Infection control has long been an issue in nursing dating back to the Crimean War and Florence Nightingale’s efforts to promote sanitary practices. Clostridium difficile (C. difficile) infection is often easily contracted from one person to another, even with the use of proper isolation precautions and hand hygiene. Antimicrobial resistant microorganisms, such as resistant C. difficile leads to increased health care costs, hospitalizations, and the potential spread of nosocomial Clostridium difficile to other patients and nurses alike. Despite nurses’ efforts reduce the spread of infection, outbreaks in nursing facilities and recurrent C. difficile infections are common. Persistent C. difficile infections are challenging to treat and are
Gut microbiota transplantation has been used to modify normal flora. First reported its use as therapy in1958 for fulminant enterocolitis.

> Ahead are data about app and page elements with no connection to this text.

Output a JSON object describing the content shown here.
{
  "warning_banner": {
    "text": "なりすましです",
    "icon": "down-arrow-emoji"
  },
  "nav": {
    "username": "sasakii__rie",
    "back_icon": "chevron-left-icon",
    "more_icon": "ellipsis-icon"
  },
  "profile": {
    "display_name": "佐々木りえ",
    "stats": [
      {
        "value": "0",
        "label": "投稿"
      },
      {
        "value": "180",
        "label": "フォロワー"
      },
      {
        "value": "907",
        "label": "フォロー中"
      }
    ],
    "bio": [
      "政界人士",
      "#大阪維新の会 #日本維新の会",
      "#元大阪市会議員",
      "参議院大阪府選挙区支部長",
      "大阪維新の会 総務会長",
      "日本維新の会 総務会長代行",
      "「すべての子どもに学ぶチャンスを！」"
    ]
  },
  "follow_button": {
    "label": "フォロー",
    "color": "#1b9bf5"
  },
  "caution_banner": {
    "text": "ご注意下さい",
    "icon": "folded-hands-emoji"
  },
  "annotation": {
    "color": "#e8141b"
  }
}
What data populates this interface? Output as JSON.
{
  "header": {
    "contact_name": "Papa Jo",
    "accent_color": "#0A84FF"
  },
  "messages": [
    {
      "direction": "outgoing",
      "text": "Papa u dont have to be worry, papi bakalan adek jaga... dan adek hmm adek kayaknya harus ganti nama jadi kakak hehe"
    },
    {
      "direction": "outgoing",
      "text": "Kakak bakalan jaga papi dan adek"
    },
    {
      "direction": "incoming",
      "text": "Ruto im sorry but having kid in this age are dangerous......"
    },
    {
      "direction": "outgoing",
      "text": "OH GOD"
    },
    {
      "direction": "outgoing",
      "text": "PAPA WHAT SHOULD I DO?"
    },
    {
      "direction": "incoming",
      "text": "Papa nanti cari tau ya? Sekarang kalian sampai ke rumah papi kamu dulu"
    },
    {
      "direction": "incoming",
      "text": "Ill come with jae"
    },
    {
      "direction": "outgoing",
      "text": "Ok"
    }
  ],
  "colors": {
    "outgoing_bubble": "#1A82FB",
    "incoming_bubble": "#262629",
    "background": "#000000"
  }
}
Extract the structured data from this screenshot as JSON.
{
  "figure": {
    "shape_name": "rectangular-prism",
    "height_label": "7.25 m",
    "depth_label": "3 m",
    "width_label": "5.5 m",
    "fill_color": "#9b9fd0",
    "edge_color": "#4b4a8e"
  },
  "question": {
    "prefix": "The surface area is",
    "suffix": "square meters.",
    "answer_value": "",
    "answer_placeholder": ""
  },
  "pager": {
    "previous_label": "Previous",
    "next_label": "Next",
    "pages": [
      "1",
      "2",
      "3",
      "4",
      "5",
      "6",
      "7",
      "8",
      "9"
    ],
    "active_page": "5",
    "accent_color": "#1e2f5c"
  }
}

Outcome measurements or outcome evaluations are one of the most important activities of any program implementation process. Rossi, Peter, Lipsey, and Freeman (2004) stated that program evaluation is “the systematic application of social research procedures for assessing the conceptualization, design, implementation, and utility of health or social interventions (p.8). The concept or proposition of fecal microbiota (FMT) transplantation is to offer an alternate for managing and treating C. difficile. Outcome measurement through monitoring and evaluation will assist in establishing the effectiveness and success of the FMT program. The rationale for collecting measurement data include:
Among hospitalized patients around the world, Clostridium difficile is the primary source of infectious diarrhea. Previously, continuously unbalanced intestinal microbiota, usually due to antimicrobials, was deemed a precondition of developing the infection. However, recently, there have been alterations in the biology from virtually infecting the elderly population exclusively, wherein the microbiota in their guts have been interrupted by antimicrobials, to currently infecting individuals within of all age groups displaying no recent antimicrobial use. Furthermore, recent reports have confirmed critical occurrences among groups previously assumed to be of minimal risk—pregnant women, children, and individuals with no previous exposure to antimicrobials, for instance. Unfortunately, this Gram-positive, toxin-producing anaerobic bacterium is estimated to cost US critical care facilities $800 million per year at present, suggesting the need for effective measures to eliminate this nosocomial infection (Yakob, Riley, Paterson, & Clements, 2013).
The role of intestinal fauna was not well understood before this. Recent microbial research has shown that bacteriotherapy can also be used for treatment. “Colonic infusion of donor human intestinal flora can reverse ulcerated colitis in select patients”.